[RECORDS SUPPLIED — start]

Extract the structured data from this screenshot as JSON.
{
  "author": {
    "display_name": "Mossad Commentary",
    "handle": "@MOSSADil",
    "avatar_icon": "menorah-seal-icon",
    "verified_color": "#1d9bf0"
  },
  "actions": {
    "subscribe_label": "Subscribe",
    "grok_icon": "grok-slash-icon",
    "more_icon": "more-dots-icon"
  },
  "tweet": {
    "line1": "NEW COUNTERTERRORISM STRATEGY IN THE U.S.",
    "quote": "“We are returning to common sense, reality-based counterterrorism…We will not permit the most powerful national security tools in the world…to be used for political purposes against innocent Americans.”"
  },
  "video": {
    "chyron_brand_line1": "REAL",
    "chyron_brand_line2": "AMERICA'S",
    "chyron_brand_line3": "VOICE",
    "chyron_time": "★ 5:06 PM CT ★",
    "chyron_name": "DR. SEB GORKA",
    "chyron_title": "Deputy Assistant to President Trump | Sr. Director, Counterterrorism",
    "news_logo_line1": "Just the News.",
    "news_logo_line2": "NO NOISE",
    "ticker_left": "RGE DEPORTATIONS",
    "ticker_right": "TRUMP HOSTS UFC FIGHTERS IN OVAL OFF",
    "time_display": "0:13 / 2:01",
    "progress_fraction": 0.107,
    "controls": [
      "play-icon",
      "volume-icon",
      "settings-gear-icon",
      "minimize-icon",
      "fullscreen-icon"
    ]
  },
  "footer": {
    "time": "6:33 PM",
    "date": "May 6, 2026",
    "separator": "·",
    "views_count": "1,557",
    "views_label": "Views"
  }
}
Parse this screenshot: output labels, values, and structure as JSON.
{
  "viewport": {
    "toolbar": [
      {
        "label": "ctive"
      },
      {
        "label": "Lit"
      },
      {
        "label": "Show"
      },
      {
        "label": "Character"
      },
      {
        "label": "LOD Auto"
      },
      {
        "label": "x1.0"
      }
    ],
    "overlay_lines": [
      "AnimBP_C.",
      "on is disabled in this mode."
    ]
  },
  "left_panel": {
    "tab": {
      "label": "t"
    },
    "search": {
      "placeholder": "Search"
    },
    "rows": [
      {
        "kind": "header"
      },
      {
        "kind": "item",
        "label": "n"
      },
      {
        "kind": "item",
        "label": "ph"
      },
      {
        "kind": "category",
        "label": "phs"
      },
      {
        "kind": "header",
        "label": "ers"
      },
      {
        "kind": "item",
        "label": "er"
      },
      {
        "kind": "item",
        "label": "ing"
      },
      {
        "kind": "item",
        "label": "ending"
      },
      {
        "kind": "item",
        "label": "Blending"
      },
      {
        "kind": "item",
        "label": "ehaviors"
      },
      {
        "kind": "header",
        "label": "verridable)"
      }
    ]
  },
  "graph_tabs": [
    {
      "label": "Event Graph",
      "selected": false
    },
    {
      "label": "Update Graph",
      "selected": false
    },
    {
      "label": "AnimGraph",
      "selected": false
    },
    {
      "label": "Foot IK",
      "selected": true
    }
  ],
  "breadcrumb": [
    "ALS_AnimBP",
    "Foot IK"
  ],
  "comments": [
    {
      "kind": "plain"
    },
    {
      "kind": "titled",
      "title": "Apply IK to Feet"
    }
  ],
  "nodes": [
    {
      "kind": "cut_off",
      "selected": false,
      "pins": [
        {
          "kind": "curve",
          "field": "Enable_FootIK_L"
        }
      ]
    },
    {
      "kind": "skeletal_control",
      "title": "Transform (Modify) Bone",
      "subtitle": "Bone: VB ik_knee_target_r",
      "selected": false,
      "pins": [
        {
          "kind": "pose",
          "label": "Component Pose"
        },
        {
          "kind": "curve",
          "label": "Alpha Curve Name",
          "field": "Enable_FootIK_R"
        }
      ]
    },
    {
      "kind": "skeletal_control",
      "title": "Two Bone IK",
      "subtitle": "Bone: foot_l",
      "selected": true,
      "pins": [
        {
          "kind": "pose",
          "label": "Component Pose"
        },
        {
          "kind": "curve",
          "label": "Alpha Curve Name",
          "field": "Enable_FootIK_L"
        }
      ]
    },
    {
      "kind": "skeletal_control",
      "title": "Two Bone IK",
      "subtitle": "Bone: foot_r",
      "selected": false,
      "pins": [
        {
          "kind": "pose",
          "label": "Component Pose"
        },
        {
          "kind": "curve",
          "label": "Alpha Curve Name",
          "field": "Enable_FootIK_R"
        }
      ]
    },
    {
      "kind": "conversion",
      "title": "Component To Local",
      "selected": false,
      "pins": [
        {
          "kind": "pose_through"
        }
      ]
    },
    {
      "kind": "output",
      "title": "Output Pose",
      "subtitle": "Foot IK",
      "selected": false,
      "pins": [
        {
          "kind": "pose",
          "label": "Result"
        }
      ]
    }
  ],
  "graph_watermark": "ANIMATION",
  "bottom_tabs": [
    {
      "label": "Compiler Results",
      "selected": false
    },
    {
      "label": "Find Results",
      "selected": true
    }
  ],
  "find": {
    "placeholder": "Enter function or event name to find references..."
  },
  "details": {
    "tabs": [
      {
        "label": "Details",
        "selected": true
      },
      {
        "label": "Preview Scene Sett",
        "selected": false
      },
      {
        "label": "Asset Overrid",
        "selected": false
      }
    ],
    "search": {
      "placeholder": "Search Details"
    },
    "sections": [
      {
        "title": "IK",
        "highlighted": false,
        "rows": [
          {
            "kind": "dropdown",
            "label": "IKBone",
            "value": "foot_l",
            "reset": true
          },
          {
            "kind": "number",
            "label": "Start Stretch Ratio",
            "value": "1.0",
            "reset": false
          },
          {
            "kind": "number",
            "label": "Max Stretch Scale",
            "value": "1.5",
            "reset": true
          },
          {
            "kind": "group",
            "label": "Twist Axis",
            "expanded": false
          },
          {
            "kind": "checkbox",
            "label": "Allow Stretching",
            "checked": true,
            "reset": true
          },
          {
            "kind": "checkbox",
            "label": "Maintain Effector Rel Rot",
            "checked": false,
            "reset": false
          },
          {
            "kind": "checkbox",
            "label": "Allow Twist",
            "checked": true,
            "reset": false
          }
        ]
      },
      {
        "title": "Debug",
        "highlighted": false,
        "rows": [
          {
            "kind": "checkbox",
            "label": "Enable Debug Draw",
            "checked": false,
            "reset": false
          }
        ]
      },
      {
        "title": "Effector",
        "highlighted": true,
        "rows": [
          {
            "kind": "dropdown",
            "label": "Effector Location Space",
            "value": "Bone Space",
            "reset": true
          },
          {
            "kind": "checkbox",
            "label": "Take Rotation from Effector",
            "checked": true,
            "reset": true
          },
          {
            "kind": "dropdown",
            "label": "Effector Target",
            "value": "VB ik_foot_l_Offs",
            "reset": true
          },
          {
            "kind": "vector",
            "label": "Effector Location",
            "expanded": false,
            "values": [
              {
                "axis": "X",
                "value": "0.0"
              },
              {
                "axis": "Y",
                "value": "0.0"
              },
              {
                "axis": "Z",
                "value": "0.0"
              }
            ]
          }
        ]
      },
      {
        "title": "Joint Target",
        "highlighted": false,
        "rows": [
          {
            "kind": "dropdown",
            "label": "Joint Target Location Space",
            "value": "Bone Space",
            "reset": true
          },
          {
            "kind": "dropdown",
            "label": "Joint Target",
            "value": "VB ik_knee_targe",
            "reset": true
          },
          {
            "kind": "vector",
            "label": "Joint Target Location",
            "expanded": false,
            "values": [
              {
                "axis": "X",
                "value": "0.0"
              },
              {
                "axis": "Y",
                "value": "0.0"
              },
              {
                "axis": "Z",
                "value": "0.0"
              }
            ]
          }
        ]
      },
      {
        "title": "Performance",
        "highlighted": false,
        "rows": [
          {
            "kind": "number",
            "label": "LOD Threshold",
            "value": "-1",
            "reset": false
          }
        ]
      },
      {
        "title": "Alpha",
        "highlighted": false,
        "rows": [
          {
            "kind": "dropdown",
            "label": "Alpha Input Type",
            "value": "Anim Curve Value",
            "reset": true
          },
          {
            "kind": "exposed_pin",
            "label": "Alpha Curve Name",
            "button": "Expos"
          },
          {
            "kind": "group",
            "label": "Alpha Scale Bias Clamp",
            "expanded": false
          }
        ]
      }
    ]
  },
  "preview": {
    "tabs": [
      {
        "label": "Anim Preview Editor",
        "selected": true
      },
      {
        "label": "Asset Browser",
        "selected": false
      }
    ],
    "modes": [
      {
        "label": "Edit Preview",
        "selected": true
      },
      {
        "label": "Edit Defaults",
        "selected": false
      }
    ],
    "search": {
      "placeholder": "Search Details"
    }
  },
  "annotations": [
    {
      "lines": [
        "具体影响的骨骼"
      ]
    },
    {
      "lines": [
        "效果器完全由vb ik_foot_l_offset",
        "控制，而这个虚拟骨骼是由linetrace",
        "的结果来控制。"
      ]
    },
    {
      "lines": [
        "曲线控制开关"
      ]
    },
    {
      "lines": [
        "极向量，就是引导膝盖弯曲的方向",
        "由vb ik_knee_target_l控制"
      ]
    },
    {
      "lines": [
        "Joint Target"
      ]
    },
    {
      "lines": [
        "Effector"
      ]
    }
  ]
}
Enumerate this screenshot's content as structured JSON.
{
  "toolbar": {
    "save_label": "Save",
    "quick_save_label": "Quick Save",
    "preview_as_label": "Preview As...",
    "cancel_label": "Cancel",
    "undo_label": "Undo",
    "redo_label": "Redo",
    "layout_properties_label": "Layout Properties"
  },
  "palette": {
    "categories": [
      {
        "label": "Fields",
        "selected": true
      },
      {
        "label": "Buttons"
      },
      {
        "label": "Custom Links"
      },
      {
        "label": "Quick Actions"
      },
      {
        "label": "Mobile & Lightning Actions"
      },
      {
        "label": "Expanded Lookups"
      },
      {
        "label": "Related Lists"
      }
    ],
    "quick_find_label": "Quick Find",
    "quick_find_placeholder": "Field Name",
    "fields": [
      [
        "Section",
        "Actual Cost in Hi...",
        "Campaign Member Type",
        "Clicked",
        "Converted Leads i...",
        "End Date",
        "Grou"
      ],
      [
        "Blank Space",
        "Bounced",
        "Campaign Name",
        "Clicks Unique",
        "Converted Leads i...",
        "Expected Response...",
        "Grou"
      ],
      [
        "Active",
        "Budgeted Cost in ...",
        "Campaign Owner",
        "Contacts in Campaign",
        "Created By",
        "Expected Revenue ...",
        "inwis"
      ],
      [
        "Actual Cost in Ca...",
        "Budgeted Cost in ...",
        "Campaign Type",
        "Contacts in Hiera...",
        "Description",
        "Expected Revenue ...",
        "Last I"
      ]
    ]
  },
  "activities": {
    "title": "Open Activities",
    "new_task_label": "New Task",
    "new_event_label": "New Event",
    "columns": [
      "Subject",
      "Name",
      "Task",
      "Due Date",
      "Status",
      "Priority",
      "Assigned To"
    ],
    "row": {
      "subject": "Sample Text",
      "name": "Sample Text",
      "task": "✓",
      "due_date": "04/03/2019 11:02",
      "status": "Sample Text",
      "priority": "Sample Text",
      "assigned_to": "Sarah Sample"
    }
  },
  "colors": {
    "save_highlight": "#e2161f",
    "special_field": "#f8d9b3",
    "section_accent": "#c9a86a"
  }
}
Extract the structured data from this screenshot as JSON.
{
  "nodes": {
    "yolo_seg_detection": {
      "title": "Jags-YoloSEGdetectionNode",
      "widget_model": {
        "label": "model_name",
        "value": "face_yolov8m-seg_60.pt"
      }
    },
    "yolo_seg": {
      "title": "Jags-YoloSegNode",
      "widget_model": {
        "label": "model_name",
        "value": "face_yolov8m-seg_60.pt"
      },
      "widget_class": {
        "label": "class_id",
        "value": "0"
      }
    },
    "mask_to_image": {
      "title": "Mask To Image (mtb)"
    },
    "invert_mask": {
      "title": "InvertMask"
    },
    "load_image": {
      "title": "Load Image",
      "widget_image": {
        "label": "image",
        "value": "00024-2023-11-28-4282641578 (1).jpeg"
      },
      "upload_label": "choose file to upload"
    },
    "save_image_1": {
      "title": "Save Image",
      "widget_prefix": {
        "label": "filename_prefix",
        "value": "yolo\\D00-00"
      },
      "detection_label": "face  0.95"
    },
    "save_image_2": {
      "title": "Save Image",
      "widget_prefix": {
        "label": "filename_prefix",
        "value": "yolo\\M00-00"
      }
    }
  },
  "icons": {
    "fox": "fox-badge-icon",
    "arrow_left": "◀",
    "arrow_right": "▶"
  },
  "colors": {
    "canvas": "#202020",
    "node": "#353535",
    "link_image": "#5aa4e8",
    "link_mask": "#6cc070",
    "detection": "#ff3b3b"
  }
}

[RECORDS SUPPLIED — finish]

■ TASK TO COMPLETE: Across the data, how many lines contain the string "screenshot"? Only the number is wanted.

■ TASK RESULT: 4